» **SUPPLIED ENTRIES**
=== Begin Enclosure ===
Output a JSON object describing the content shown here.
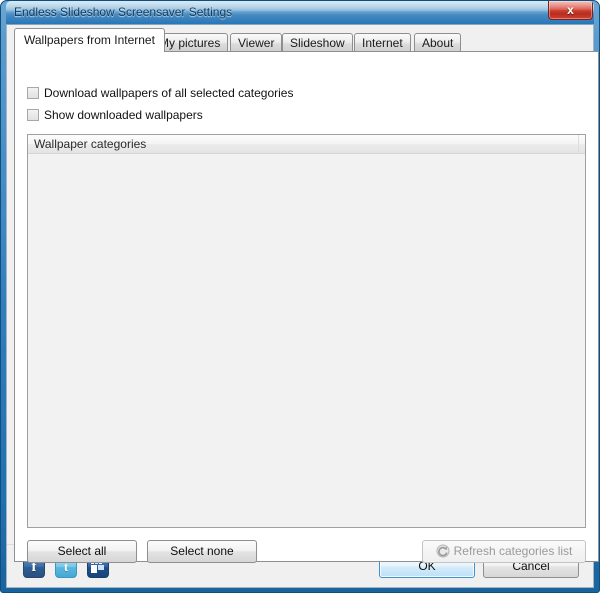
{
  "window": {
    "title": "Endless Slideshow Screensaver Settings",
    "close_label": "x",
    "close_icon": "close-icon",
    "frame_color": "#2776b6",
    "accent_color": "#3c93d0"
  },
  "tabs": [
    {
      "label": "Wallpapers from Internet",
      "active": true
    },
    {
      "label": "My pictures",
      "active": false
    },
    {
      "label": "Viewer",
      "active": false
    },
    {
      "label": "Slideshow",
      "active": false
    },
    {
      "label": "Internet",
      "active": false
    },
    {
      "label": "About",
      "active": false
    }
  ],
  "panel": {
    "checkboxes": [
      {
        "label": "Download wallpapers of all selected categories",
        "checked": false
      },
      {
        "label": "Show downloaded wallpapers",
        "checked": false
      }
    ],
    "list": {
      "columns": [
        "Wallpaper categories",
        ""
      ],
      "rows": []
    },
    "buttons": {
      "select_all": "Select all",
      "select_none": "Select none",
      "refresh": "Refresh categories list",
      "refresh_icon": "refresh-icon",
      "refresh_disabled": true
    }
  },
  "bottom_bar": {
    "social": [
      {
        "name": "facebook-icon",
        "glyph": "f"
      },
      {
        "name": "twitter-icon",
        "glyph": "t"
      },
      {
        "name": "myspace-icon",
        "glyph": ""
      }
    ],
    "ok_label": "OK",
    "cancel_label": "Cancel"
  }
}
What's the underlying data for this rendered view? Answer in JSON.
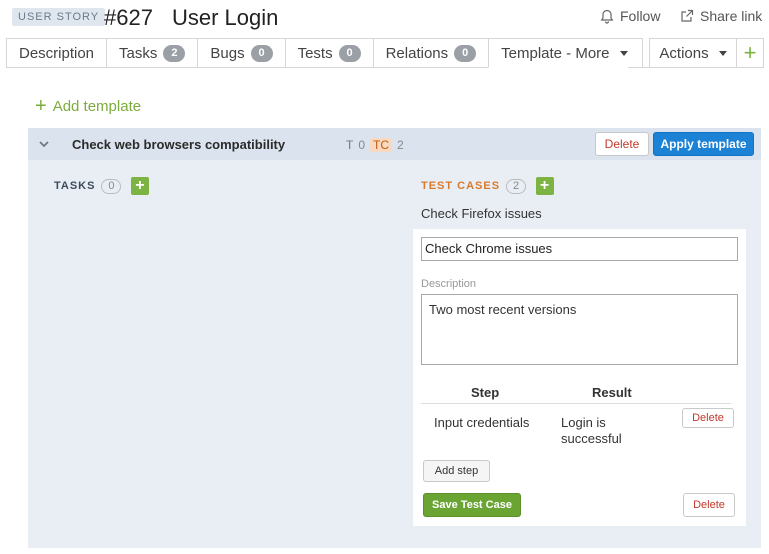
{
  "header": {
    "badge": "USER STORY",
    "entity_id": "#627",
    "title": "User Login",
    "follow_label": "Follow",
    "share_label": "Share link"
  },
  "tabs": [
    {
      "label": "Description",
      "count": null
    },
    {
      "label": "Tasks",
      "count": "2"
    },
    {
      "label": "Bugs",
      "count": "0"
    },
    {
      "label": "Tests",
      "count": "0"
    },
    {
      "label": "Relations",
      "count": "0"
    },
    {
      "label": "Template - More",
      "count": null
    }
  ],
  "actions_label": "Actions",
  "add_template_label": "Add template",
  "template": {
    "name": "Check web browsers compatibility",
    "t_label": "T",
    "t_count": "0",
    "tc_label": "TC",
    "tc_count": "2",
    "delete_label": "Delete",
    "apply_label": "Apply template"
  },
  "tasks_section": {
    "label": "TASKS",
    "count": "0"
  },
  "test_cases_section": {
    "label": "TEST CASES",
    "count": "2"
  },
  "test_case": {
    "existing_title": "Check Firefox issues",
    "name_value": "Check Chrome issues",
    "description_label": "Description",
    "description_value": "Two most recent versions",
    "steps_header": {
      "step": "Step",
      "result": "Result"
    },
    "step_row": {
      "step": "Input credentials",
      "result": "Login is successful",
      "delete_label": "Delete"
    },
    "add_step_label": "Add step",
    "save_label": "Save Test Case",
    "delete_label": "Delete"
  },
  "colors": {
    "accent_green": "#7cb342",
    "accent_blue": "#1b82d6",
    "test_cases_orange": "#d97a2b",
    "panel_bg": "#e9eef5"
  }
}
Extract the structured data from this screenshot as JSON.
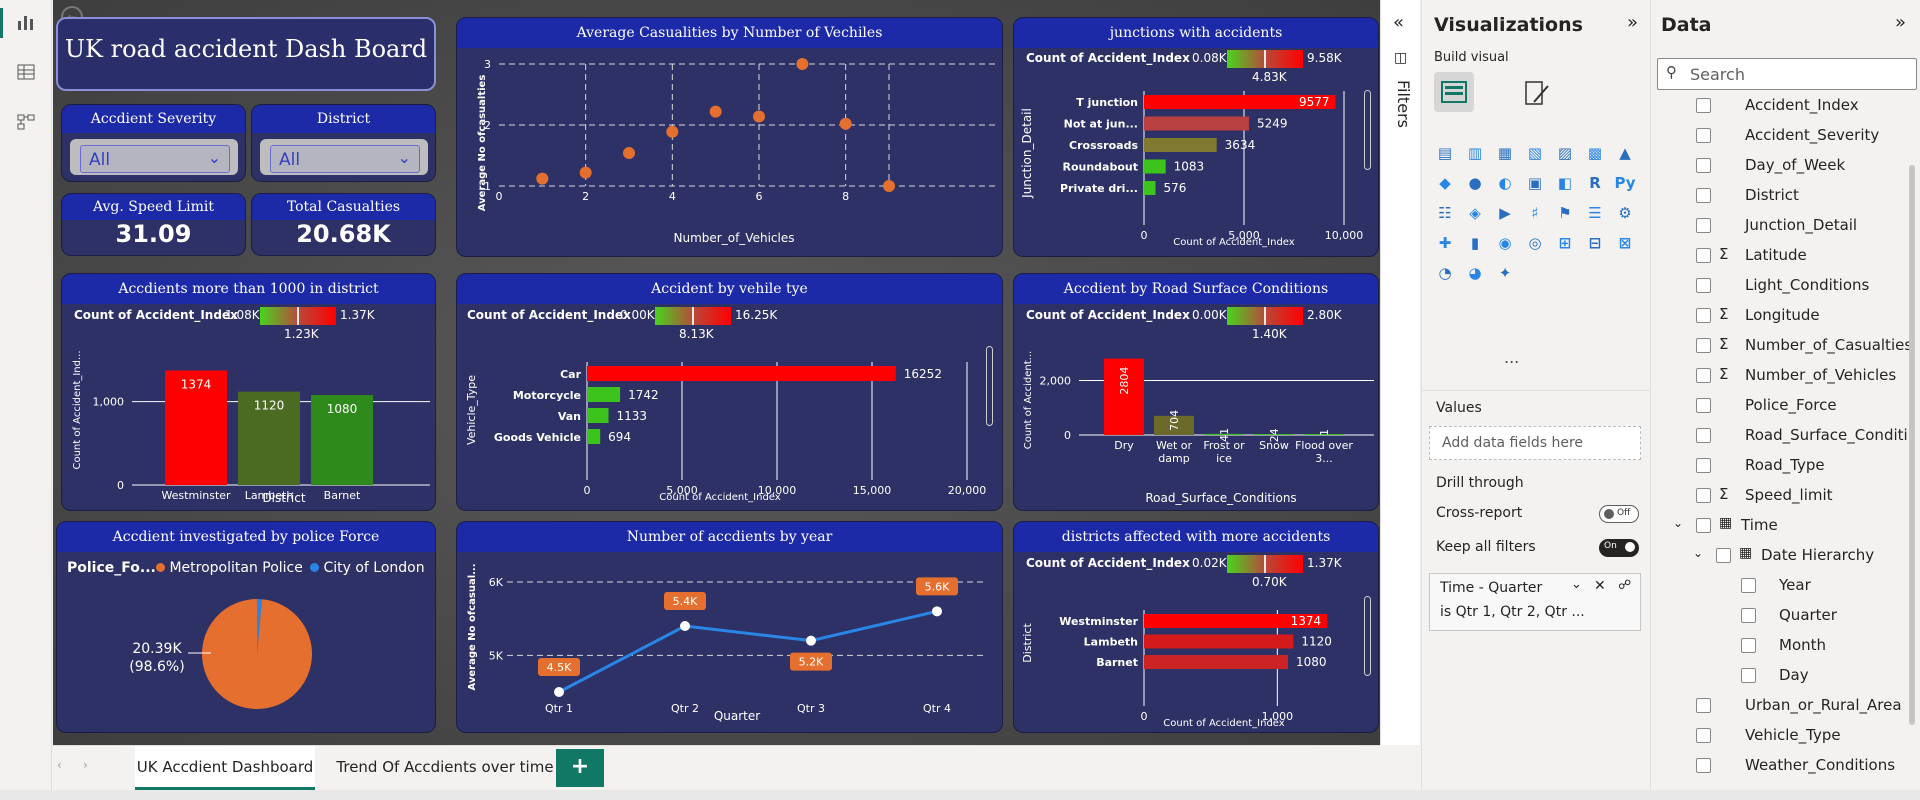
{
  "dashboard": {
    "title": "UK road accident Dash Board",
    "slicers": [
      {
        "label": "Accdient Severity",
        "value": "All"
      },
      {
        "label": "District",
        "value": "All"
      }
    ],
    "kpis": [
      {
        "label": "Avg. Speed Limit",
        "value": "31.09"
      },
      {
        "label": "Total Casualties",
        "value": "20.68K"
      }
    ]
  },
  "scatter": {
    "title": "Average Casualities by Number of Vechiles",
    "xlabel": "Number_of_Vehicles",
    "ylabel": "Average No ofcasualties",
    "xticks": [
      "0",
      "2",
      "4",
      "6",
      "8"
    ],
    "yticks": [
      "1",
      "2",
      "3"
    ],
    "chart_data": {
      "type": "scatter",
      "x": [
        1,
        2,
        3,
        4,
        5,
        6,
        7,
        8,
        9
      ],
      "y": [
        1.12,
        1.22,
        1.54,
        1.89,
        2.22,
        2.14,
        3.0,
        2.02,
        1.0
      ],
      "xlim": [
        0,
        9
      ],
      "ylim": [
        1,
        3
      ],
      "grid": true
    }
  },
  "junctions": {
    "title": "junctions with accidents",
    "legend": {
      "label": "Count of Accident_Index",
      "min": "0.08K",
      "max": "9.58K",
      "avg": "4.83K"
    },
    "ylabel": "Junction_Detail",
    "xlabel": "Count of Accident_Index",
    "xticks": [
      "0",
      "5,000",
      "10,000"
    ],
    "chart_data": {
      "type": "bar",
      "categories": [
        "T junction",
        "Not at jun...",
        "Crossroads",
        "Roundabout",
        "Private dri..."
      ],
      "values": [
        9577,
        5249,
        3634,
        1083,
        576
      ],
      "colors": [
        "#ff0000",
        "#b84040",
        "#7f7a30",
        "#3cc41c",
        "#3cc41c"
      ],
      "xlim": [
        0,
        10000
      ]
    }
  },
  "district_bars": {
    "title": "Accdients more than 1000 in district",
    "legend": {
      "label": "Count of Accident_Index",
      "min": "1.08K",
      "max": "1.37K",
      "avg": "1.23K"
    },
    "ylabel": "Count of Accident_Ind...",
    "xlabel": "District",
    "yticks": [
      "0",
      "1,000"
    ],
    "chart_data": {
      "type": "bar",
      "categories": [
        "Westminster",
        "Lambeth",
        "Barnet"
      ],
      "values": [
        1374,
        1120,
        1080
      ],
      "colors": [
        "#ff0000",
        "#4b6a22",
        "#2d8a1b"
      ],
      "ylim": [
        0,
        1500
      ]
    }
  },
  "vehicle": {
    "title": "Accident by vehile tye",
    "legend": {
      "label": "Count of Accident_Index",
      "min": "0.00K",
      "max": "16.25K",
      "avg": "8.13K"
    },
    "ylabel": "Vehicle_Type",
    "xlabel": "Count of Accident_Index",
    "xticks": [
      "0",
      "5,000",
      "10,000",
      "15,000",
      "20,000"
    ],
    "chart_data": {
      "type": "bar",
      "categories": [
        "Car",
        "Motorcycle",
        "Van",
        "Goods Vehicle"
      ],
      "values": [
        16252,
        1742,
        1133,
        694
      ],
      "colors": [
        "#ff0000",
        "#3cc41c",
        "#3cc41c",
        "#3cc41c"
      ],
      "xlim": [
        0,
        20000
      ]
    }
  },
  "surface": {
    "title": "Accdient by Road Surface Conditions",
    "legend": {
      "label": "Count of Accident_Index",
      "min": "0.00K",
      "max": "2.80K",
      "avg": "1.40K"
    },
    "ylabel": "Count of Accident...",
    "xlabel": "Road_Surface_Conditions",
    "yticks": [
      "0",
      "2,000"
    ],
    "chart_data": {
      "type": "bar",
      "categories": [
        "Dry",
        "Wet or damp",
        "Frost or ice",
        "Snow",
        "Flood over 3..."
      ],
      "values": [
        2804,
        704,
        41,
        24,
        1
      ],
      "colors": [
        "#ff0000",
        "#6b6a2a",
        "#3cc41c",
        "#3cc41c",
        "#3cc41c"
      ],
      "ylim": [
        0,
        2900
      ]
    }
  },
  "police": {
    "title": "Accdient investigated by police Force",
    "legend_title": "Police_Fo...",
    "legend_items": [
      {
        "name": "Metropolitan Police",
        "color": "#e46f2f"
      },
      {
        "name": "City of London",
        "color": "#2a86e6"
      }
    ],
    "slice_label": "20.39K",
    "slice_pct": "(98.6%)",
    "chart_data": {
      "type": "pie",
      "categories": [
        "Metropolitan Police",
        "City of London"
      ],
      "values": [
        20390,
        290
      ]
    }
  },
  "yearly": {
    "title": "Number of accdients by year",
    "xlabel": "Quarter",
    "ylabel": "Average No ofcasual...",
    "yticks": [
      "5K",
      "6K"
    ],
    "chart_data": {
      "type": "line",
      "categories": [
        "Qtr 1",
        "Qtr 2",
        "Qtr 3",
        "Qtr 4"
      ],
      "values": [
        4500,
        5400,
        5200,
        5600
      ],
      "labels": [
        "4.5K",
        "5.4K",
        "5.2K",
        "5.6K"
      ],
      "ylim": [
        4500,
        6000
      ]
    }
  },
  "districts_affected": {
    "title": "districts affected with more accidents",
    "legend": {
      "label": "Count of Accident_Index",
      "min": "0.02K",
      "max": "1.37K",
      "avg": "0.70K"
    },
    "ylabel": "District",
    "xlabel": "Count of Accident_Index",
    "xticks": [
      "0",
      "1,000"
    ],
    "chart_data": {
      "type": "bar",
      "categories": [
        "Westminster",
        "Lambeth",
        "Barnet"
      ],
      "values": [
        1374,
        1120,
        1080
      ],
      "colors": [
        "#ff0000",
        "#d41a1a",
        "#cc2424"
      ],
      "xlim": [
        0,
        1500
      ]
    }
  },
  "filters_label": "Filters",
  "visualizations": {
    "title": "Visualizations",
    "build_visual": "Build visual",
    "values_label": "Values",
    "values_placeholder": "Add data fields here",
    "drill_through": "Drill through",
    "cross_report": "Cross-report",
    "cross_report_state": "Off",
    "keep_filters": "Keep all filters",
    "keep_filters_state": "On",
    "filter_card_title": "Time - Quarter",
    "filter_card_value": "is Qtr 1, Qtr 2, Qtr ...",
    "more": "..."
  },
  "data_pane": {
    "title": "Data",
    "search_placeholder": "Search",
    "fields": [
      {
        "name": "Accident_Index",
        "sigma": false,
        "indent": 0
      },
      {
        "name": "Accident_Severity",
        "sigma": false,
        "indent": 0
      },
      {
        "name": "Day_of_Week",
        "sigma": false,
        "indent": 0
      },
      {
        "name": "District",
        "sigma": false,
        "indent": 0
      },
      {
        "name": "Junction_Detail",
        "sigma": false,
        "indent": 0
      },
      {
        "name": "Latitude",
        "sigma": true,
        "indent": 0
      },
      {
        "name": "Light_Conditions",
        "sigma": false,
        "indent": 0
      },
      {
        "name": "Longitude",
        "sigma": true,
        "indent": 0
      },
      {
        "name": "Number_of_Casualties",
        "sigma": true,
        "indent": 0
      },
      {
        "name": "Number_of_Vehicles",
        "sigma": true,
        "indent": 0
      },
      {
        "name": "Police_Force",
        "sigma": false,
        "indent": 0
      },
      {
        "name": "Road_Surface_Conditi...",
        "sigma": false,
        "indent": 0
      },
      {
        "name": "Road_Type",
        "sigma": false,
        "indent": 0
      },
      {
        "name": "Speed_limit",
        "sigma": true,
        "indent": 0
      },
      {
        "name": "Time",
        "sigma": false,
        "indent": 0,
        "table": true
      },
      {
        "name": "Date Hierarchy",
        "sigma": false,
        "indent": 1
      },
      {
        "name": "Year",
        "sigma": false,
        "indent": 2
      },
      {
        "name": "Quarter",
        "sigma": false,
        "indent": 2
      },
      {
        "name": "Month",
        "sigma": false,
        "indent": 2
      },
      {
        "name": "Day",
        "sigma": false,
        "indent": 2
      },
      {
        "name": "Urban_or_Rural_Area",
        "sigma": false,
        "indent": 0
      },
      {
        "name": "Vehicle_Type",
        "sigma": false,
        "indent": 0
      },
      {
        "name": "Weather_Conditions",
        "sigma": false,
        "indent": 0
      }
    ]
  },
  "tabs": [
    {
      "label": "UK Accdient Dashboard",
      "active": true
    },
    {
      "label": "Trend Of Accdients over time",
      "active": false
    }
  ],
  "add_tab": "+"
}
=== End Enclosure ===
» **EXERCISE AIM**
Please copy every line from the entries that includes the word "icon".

» **ANSWER**
    "close_icon": "close-icon",
      "refresh_icon": "refresh-icon",
        "name": "facebook-icon",
        "name": "twitter-icon",
        "name": "myspace-icon",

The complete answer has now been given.